Exercise aim: Nothing other than an exact copy of the records should be returned.

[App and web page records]
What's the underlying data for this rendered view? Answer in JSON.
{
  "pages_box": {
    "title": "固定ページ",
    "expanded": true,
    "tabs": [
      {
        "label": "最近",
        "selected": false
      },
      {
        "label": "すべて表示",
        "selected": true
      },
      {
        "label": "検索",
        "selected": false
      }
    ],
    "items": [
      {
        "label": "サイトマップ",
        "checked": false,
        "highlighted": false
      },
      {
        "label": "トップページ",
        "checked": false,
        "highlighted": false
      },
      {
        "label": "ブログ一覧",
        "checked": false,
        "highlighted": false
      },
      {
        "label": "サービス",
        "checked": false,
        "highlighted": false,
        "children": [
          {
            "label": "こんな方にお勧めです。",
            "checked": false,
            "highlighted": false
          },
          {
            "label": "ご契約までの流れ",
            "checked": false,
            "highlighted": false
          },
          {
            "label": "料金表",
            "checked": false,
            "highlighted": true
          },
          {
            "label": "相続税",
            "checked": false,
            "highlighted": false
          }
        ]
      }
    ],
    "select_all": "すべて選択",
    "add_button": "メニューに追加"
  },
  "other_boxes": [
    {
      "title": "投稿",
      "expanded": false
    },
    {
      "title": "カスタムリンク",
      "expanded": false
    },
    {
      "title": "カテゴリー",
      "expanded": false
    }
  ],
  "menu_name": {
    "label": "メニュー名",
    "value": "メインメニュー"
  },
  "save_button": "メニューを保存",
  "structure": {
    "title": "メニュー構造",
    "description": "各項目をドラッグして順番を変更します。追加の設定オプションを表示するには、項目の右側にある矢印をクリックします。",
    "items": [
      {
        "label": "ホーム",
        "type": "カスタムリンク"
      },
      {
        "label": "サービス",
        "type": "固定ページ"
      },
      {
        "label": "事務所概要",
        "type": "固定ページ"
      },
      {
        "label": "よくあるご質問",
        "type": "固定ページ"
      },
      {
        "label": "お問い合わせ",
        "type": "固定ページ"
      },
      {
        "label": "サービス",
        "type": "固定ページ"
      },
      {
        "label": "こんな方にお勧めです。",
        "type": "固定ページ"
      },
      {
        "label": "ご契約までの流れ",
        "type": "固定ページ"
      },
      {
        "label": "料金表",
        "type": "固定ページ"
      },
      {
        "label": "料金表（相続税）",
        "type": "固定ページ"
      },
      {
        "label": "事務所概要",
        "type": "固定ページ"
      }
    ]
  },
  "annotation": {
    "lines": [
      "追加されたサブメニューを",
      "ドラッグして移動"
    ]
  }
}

Expected answer:
What's the underlying data for this rendered view? Answer in JSON.
{
  "pages_box": {
    "title": "固定ページ",
    "expanded": true,
    "tabs": [
      {
        "label": "最近",
        "selected": false
      },
      {
        "label": "すべて表示",
        "selected": true
      },
      {
        "label": "検索",
        "selected": false
      }
    ],
    "items": [
      {
        "label": "サイトマップ",
        "checked": false,
        "highlighted": false
      },
      {
        "label": "トップページ",
        "checked": false,
        "highlighted": false
      },
      {
        "label": "ブログ一覧",
        "checked": false,
        "highlighted": false
      },
      {
        "label": "サービス",
        "checked": false,
        "highlighted": false,
        "children": [
          {
            "label": "こんな方にお勧めです。",
            "checked": false,
            "highlighted": false
          },
          {
            "label": "ご契約までの流れ",
            "checked": false,
            "highlighted": false
          },
          {
            "label": "料金表",
            "checked": false,
            "highlighted": true
          },
          {
            "label": "相続税",
            "checked": false,
            "highlighted": false
          }
        ]
      }
    ],
    "select_all": "すべて選択",
    "add_button": "メニューに追加"
  },
  "other_boxes": [
    {
      "title": "投稿",
      "expanded": false
    },
    {
      "title": "カスタムリンク",
      "expanded": false
    },
    {
      "title": "カテゴリー",
      "expanded": false
    }
  ],
  "menu_name": {
    "label": "メニュー名",
    "value": "メインメニュー"
  },
  "save_button": "メニューを保存",
  "structure": {
    "title": "メニュー構造",
    "description": "各項目をドラッグして順番を変更します。追加の設定オプションを表示するには、項目の右側にある矢印をクリックします。",
    "items": [
      {
        "label": "ホーム",
        "type": "カスタムリンク"
      },
      {
        "label": "サービス",
        "type": "固定ページ"
      },
      {
        "label": "事務所概要",
        "type": "固定ページ"
      },
      {
        "label": "よくあるご質問",
        "type": "固定ページ"
      },
      {
        "label": "お問い合わせ",
        "type": "固定ページ"
      },
      {
        "label": "サービス",
        "type": "固定ページ"
      },
      {
        "label": "こんな方にお勧めです。",
        "type": "固定ページ"
      },
      {
        "label": "ご契約までの流れ",
        "type": "固定ページ"
      },
      {
        "label": "料金表",
        "type": "固定ページ"
      },
      {
        "label": "料金表（相続税）",
        "type": "固定ページ"
      },
      {
        "label": "事務所概要",
        "type": "固定ページ"
      }
    ]
  },
  "annotation": {
    "lines": [
      "追加されたサブメニューを",
      "ドラッグして移動"
    ]
  }
}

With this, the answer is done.